Problem description:
Retype the entries exactly; omit all pictures.

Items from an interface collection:
---

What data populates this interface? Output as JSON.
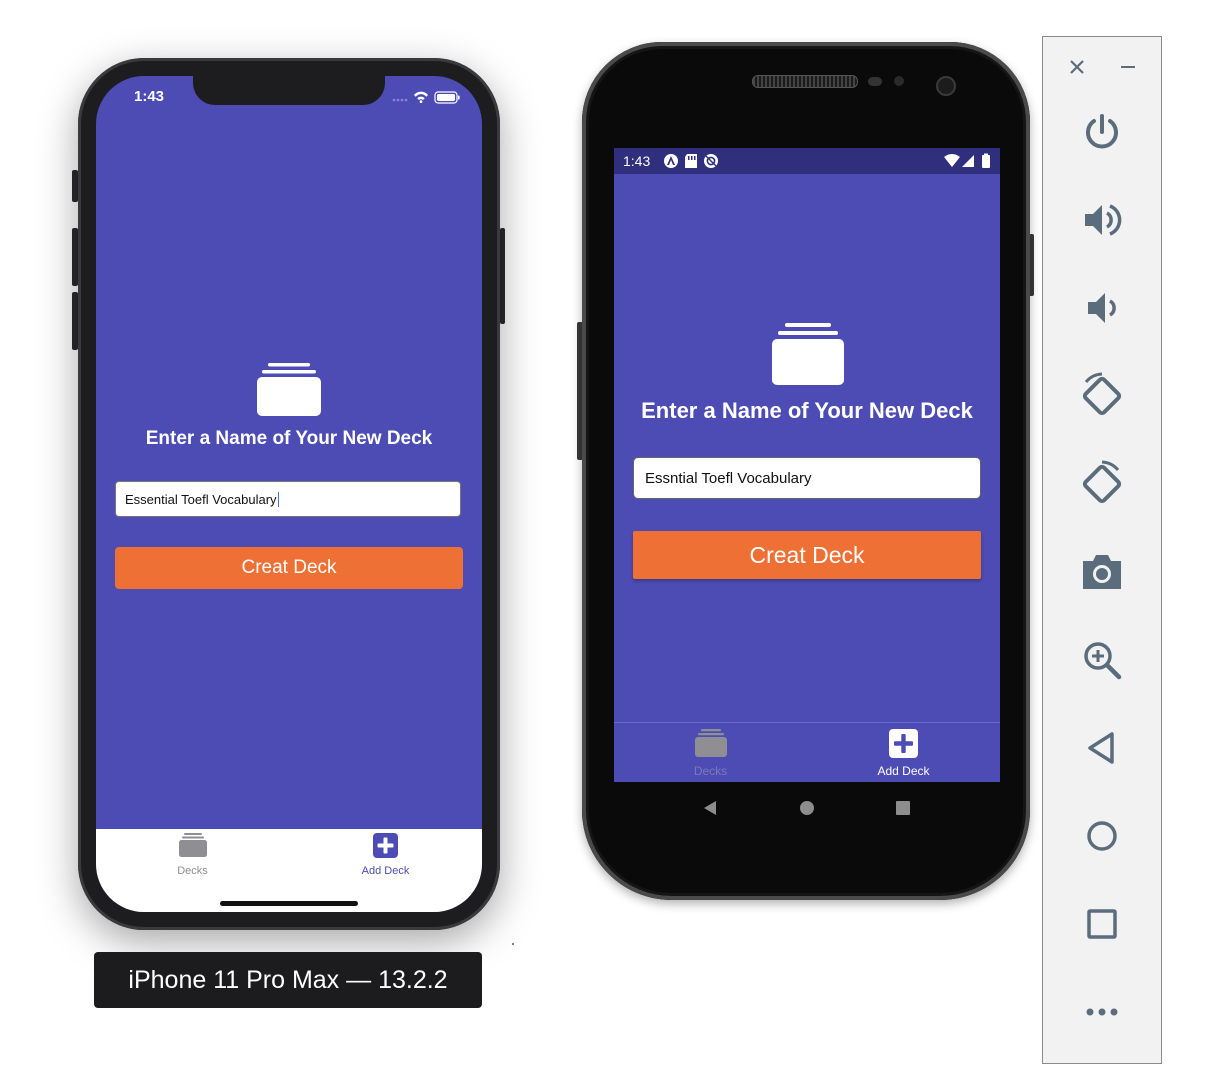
{
  "ios_simulator": {
    "device_label": "iPhone 11 Pro Max — 13.2.2",
    "status_time": "1:43",
    "screen": {
      "title": "Enter a Name of Your New Deck",
      "deck_name_input": "Essential Toefl Vocabulary",
      "create_button": "Creat Deck"
    },
    "tabs": [
      {
        "label": "Decks",
        "icon": "decks-icon",
        "active": false
      },
      {
        "label": "Add Deck",
        "icon": "add-deck-icon",
        "active": true
      }
    ]
  },
  "android_emulator": {
    "status_time": "1:43",
    "screen": {
      "title": "Enter a Name of Your New Deck",
      "deck_name_input": "Essntial Toefl Vocabulary",
      "create_button": "Creat Deck"
    },
    "tabs": [
      {
        "label": "Decks",
        "icon": "decks-icon",
        "active": false
      },
      {
        "label": "Add Deck",
        "icon": "add-deck-icon",
        "active": true
      }
    ],
    "nav_buttons": [
      "back-icon",
      "home-icon",
      "recents-icon"
    ]
  },
  "emulator_toolbar": {
    "items": [
      "close-icon",
      "minimize-icon",
      "power-icon",
      "volume-up-icon",
      "volume-down-icon",
      "rotate-left-icon",
      "rotate-right-icon",
      "camera-icon",
      "zoom-icon",
      "back-icon",
      "home-icon",
      "overview-icon",
      "more-icon"
    ]
  },
  "colors": {
    "app_background": "#4c4cb4",
    "accent_button": "#ef7035",
    "active_tab_ios": "#4c4cb4",
    "inactive_tab": "#8e8e93",
    "toolbar_icon": "#5b6c7c"
  }
}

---

Solution to the problem:
What data populates this interface? Output as JSON.
{
  "ios_simulator": {
    "device_label": "iPhone 11 Pro Max — 13.2.2",
    "status_time": "1:43",
    "screen": {
      "title": "Enter a Name of Your New Deck",
      "deck_name_input": "Essential Toefl Vocabulary",
      "create_button": "Creat Deck"
    },
    "tabs": [
      {
        "label": "Decks",
        "icon": "decks-icon",
        "active": false
      },
      {
        "label": "Add Deck",
        "icon": "add-deck-icon",
        "active": true
      }
    ]
  },
  "android_emulator": {
    "status_time": "1:43",
    "screen": {
      "title": "Enter a Name of Your New Deck",
      "deck_name_input": "Essntial Toefl Vocabulary",
      "create_button": "Creat Deck"
    },
    "tabs": [
      {
        "label": "Decks",
        "icon": "decks-icon",
        "active": false
      },
      {
        "label": "Add Deck",
        "icon": "add-deck-icon",
        "active": true
      }
    ],
    "nav_buttons": [
      "back-icon",
      "home-icon",
      "recents-icon"
    ]
  },
  "emulator_toolbar": {
    "items": [
      "close-icon",
      "minimize-icon",
      "power-icon",
      "volume-up-icon",
      "volume-down-icon",
      "rotate-left-icon",
      "rotate-right-icon",
      "camera-icon",
      "zoom-icon",
      "back-icon",
      "home-icon",
      "overview-icon",
      "more-icon"
    ]
  },
  "colors": {
    "app_background": "#4c4cb4",
    "accent_button": "#ef7035",
    "active_tab_ios": "#4c4cb4",
    "inactive_tab": "#8e8e93",
    "toolbar_icon": "#5b6c7c"
  }
}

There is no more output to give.